About me

Alex Wellerstein (photo by Sage Ross, licensed CC BY-SA 2.0)

Photo by Sage Ross, 2013. (CC BY-SA 2.0)

My name is Alex Wellerstein, and I’m the author and host of this blog. I’m an historian of science who specializes in the history of nuclear weapons and nuclear secrecy. Since the summer of 2011 I’ve been an Associate Historian at the Center for History of Physics at the American Institute of Physics in College Park, Maryland. (Despite the position title, I’m an historian, and have never been a physicist.)

I will be starting as an Assistant Professor of Science and Technology Studies at the Stevens Institute of Technology in Hoboken, NJ, in the fall of 2014.

In terms of education, I received a B.A. in History from the University of California, Berkeley, in 2002. I came to the study of the history of science while working as an undergraduate in the Office for History of Science and Technology at Berkeley. I went to graduate school at the Department of History of Science at Harvard University, and (eventually) received a Ph.D. from them in the fall of 2010.

At Harvard, I began studying the history of nuclear weapons and gradually realized that the secrecy question was large, fascinating, important, and not as well studied or understood as most other aspects of the bomb.
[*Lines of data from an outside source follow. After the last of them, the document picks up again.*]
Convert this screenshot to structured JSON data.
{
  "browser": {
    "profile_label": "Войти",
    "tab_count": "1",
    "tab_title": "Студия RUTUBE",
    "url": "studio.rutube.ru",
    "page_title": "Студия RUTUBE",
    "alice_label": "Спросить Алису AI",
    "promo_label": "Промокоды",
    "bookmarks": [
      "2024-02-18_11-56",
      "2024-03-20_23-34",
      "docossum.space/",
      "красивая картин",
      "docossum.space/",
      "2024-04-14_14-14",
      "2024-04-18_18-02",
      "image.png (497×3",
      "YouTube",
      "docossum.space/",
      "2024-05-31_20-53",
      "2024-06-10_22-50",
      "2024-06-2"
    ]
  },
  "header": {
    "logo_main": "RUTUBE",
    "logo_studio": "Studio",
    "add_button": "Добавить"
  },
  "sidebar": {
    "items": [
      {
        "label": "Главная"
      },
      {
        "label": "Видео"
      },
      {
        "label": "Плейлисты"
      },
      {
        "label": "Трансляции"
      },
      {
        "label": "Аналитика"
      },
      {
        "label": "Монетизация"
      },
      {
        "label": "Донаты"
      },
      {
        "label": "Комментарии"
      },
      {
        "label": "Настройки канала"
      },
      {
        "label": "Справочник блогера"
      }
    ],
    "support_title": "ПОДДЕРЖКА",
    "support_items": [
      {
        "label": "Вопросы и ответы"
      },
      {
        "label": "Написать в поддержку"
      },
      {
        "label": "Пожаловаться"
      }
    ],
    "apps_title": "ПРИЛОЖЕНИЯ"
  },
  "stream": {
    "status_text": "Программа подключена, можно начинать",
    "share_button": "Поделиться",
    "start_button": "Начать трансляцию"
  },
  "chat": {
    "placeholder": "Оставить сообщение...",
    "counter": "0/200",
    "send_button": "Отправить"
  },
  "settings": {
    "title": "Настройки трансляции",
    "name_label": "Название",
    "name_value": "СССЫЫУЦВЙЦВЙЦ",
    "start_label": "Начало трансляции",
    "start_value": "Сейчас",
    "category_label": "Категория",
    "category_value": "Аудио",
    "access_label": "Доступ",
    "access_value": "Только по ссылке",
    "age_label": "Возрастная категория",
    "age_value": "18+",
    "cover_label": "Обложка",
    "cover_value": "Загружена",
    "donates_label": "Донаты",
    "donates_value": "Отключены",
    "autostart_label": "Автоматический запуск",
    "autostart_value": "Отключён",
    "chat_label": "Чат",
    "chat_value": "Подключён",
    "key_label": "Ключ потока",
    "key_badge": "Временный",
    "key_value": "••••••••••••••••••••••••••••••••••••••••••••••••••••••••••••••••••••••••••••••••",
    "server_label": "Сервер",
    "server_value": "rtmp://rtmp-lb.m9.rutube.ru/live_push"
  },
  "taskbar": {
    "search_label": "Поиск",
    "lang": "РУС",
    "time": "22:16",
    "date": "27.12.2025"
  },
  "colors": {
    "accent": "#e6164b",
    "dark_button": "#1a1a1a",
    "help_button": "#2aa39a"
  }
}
My dissertation, “Knowledge and the Bomb: Nuclear Secrecy in the United States, 1939-2008,” sought to provide both a narrative and an analytical framework for understanding the major shifts, ruptures, and periods of stability with regards to American thinking about secrecy and the atom. I am in the process of turning it into a book, under contract with the University of Chicago Press.

I’m a dedicated archive rat, who uses various home-made databases to keep track of my gigabytes upon gigabytes of digitized files retrieved from official, private, and personal archives spread out around the United States (and a few from Soviet and British archives). Despite the obvious problem of things often being classified or secret, the sheer volume of the Cold War atomic bureaucracy provides ample research fodder, even if parts of it are blacked out. Most of the things I post on the blog are things I came across in my professional research, but didn’t have a good place for within my academic writings.

While a graduate student, I was for one year the “Edward Teller Graduate Fellow in Science and Security Studies” (still my best job title) for the Office of History and Heritage Resources at the U.S. Department of Energy. Basically I helped them to develop public history web resources and shore up their internal database for their own historical holdings. I did not get (or need) a security clearance and I did not have access to classified documents. I have never sought a clearance because with access comes official responsibilities, and those can be pesky if one wants to actually publish one’s research. I prefer to be left out of some things, but with the freedom to speculate or deduce.

After graduating from Harvard, I stayed on as a Research Fellow at the Managing the Atom Project and the International Security Program at the Harvard Kennedy School, which gave me an amazing opportunity to learn that historians of science don’t think about nuclear issues at all in the same way that people interested in non-proliferation do. Learning how to speak to people interested in policy about the uses of history without doing a lot of damage to the quality of the historical narrative (i.e. making it too simple or reductionist) has been a long-term project of mine as well.

In the spring semester of 2011, I taught two courses at Harvard University in their History and Science concentration, one of which (“Science and the Cold War”) was of especial relevance to my research interests. (The other one was an introductory course in the field of science studies, which was also fun, but featured far less nuclear weapons history than the one about the Cold War.) In the spring of 2014, I taught “Science and the Cold War” again at Georgetown University.

I’ve also been a database programmer and worked as a graphic designer and web developer more or less continuously with the above. I live in Washington, DC — according to my NUKEMAP, I live within 4 kilotons of the Capitol, and 45 kilotons from the White House. My wife also has a Ph.D. in the History of Science, and teaches at a private high school in the DC metro area.

Contact information

If you want to get in touch with me for whatever reason, please feel free to e-mail me at wellerstein@gmail.com. I am bad at answering phones and returning calls, so you should really just e-mail.

My personal (academic) webpage is at alexwellerstein.com, where you can see my papers, talks, CV, postcard collection, and other miscellaneous things.

You can get regular updates related to my posts by following my Twitter account, @wellerstein, or by using the “e-mail subscription” service linked to on the task bar (I do not use this for spam of any sort — it is run by WordPress.com and works automatically). I’m also on Google Plus but I only really use that as a way of posting blog posts; I don’t interact much on there (who does?).

All opinions, facts, stories, nonsense, and sense expressed here are purely the points of view of the author, Alex Wellerstein, and not attributable to, nor should be considered condoned by, the organizations who have employed me in the past, nor my current employers.